> **Given data**:
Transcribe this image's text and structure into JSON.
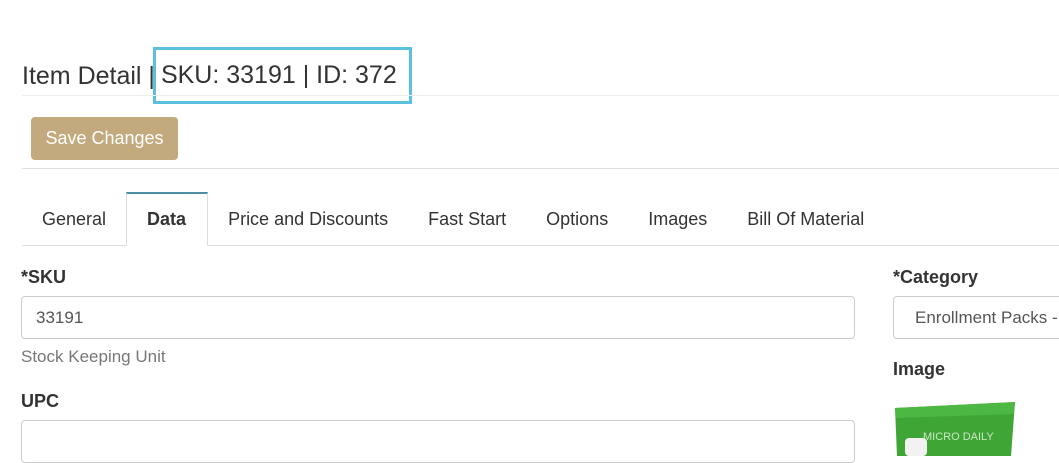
{
  "header": {
    "title_prefix": "Item Detail |",
    "title_highlight": "SKU: 33191 | ID: 372",
    "highlight_color": "#5bc0de"
  },
  "toolbar": {
    "save_label": "Save Changes",
    "save_color": "#c2aa7e"
  },
  "tabs": [
    {
      "label": "General",
      "active": false
    },
    {
      "label": "Data",
      "active": true
    },
    {
      "label": "Price and Discounts",
      "active": false
    },
    {
      "label": "Fast Start",
      "active": false
    },
    {
      "label": "Options",
      "active": false
    },
    {
      "label": "Images",
      "active": false
    },
    {
      "label": "Bill Of Material",
      "active": false
    }
  ],
  "form": {
    "sku": {
      "label": "*SKU",
      "value": "33191",
      "help": "Stock Keeping Unit"
    },
    "upc": {
      "label": "UPC",
      "value": ""
    },
    "category": {
      "label": "*Category",
      "value": "Enrollment Packs -"
    },
    "image": {
      "label": "Image",
      "thumb_text": "MICRO DAILY"
    }
  }
}
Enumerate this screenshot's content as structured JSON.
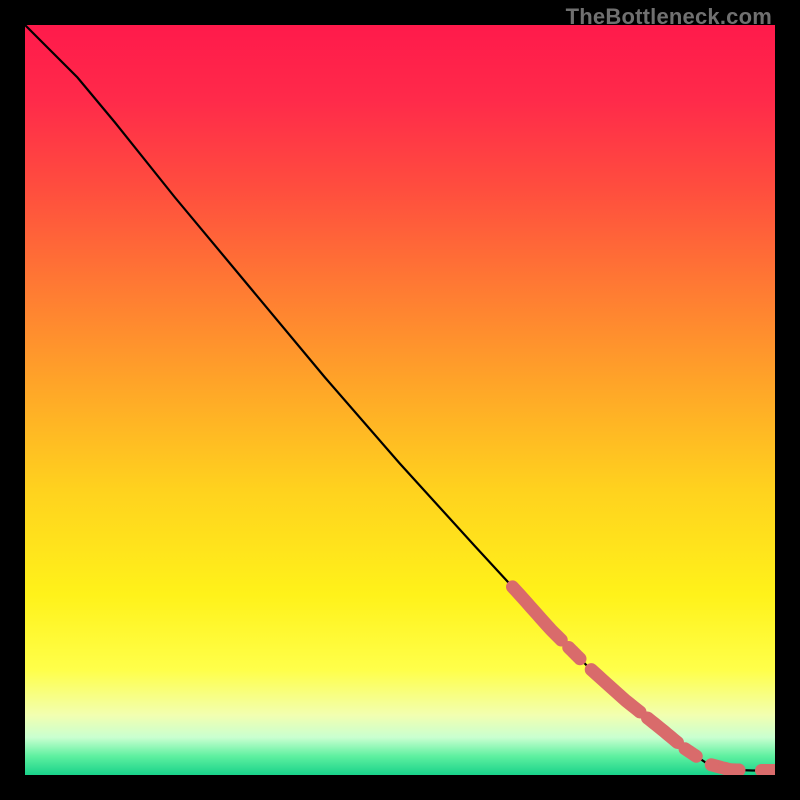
{
  "attribution": "TheBottleneck.com",
  "chart_data": {
    "type": "line",
    "title": "",
    "xlabel": "",
    "ylabel": "",
    "xlim": [
      0,
      100
    ],
    "ylim": [
      0,
      100
    ],
    "curve": [
      {
        "x": 0,
        "y": 100
      },
      {
        "x": 3,
        "y": 97
      },
      {
        "x": 7,
        "y": 93
      },
      {
        "x": 12,
        "y": 87
      },
      {
        "x": 20,
        "y": 77
      },
      {
        "x": 30,
        "y": 65
      },
      {
        "x": 40,
        "y": 53
      },
      {
        "x": 50,
        "y": 41.5
      },
      {
        "x": 60,
        "y": 30.5
      },
      {
        "x": 66,
        "y": 24
      },
      {
        "x": 70,
        "y": 19.5
      },
      {
        "x": 75,
        "y": 14.5
      },
      {
        "x": 80,
        "y": 10
      },
      {
        "x": 85,
        "y": 6
      },
      {
        "x": 88,
        "y": 3.5
      },
      {
        "x": 91,
        "y": 1.5
      },
      {
        "x": 94,
        "y": 0.7
      },
      {
        "x": 97,
        "y": 0.6
      },
      {
        "x": 100,
        "y": 0.6
      }
    ],
    "highlight_segments": [
      {
        "x0": 65.0,
        "x1": 71.5
      },
      {
        "x0": 72.5,
        "x1": 74.0
      },
      {
        "x0": 75.5,
        "x1": 82.0
      },
      {
        "x0": 83.0,
        "x1": 87.0
      },
      {
        "x0": 88.0,
        "x1": 89.5
      },
      {
        "x0": 91.5,
        "x1": 92.8
      },
      {
        "x0": 93.2,
        "x1": 95.2
      },
      {
        "x0": 98.2,
        "x1": 100.0
      }
    ],
    "highlight_color": "#d96b6b",
    "curve_color": "#000000"
  }
}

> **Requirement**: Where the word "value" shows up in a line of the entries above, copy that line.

> **Response box**:
      "value": "33191",
      "value": ""
      "value": "Enrollment Packs -"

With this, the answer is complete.